Nerds and Beyond: What has been your favorite aspect of being a part of the Marching Storm and how have your bandmates and coaching staff shaped your experience?
Tre: I would say my favorite aspect of being in the Marching Storm would be how family-oriented it is. No, because you’re with these people, literally almost 200 days a year. So, it’s like you see them every day. You might as well get acquainted with them. And once you get acquainted with them, it’s just like that’s a whole bunch of forever. It don’t matter if you don’t see them after the band season. One day you will see them and you instantly know you got a friend. That’s just how it’s been since I’ve been here. No matter if it was old Marching Storm, they still came around and, you know, treated us like family.

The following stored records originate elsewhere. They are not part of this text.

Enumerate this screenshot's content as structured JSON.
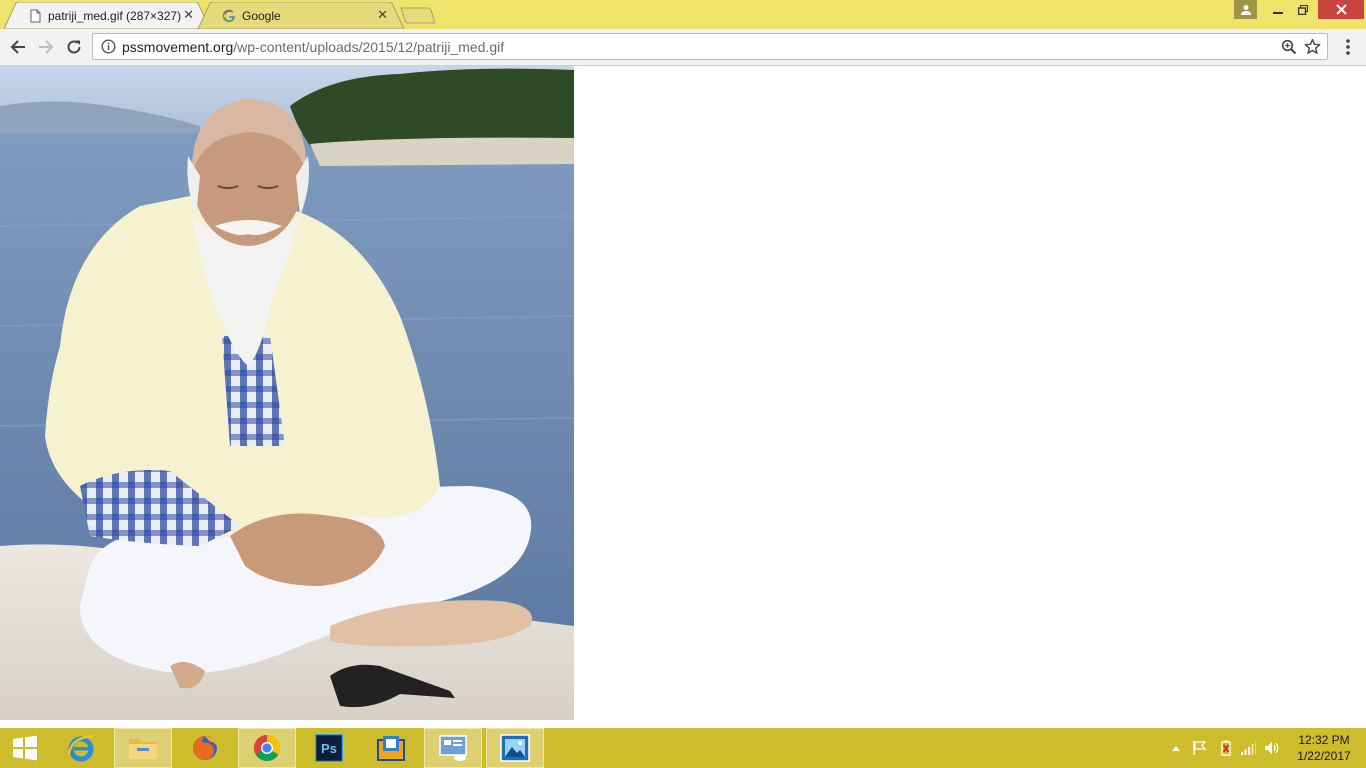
{
  "browser": {
    "tabs": [
      {
        "title": "patriji_med.gif (287×327)",
        "icon": "document-icon",
        "active": true
      },
      {
        "title": "Google",
        "icon": "google-g-icon",
        "active": false
      }
    ],
    "close_glyph": "✕",
    "url": {
      "domain": "pssmovement.org",
      "path": "/wp-content/uploads/2015/12/patriji_med.gif"
    }
  },
  "content": {
    "image_alt": "patriji_med.gif",
    "image_icon": "photo-of-man-meditating-by-sea"
  },
  "taskbar": {
    "apps": [
      {
        "name": "internet-explorer",
        "icon": "ie-icon"
      },
      {
        "name": "file-explorer",
        "icon": "folder-icon"
      },
      {
        "name": "firefox",
        "icon": "firefox-icon"
      },
      {
        "name": "chrome",
        "icon": "chrome-icon"
      },
      {
        "name": "photoshop",
        "icon": "photoshop-icon",
        "label": "Ps"
      },
      {
        "name": "outlook",
        "icon": "outlook-icon"
      },
      {
        "name": "remote-desktop",
        "icon": "remote-desktop-icon"
      },
      {
        "name": "photos",
        "icon": "photos-icon"
      }
    ],
    "clock": {
      "time": "12:32 PM",
      "date": "1/22/2017"
    }
  },
  "colors": {
    "title_bar": "#efe36b",
    "taskbar": "#cdbc2c",
    "close_button": "#c8443d"
  }
}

Nerds and Beyond: So, the show focuses on this journey y’all are on to become the number 1 ranked HBCU marching band in the nation. What do you think is the one thing that is going to elevate you above other teams on this journey? What is the Marching Storm’s “it factor”?
Tre: Our “it factor” is our enthusiasm and our determination to be better. It don’t matter if we’re number one. We’re still looking for those things to fix to where we can be the best where you can’t even nitpick anything. We want everything to be precise. That’s one thing the Marching Storm focuses on more than I believe other bands is precision. So that’s where we’re beating every other band right now.
Nerds and Beyond: The way March was marketed was as a show in a similar docuseries style to Cheer, where we follow one specific team on their journey towards some goal. What do you think it is about this style of TV show that draws people in since it’s become more common in the past couple of years? And what do you think makes March unique compared to these other shows in the same genre?
Tre: I would say it is a growing popularity for these reality TV shows like that. But I would say it is more interesting because this is actual people. It’s not scripted. It’s not drama, it’s more real-life situations and real problems as well as college students trying to be successful. And that’s one thing I think more people need to see. Because there’s a lot of kids, they’re scared to go to college, because they don’t know what college is, you know, consumed of. There’s a lot of kids scared to try out for band because they think, “Oh, I’m not good enough. I don’t I don’t know this. I don’t know that.” But coming in, you don’t have to know as much as anybody thinks. So we’re just trying to give that aspect of we’re taking anybody, we’re accepting of anybody, we’re willing to teach anybody.
Nerds and Beyond: And for the last question I have for you today, what is the main thing that you hope the audience takes away from watching you and your teammates’ experiences on March?
Tre: Well, I would say a few things. So the first I will say, I want them to take away this about band stereotypes. Being in band in college, a lot of kids don’t want to be in band because they feel like they’re gonna be labeled as a nerd or geek or anything, but that’s really not what band is about. People actually like people in band. They actually get along with them, we’re really like well known around the campus. So that’s one thing, as well as I’m glad that I’m reaching out to you know, young fathers. Me being a young father in school and work and being in band, showing that it’s really possible to do anything. You’re never too busy to keep living your life with a child. Those are the two main things I’m happy to show.
We want to extend a big thanks to Tre for taking the time to speak with us. You can catch March on The CW on Sunday nights at 9 p.m. ET/ 8 p.m. CT.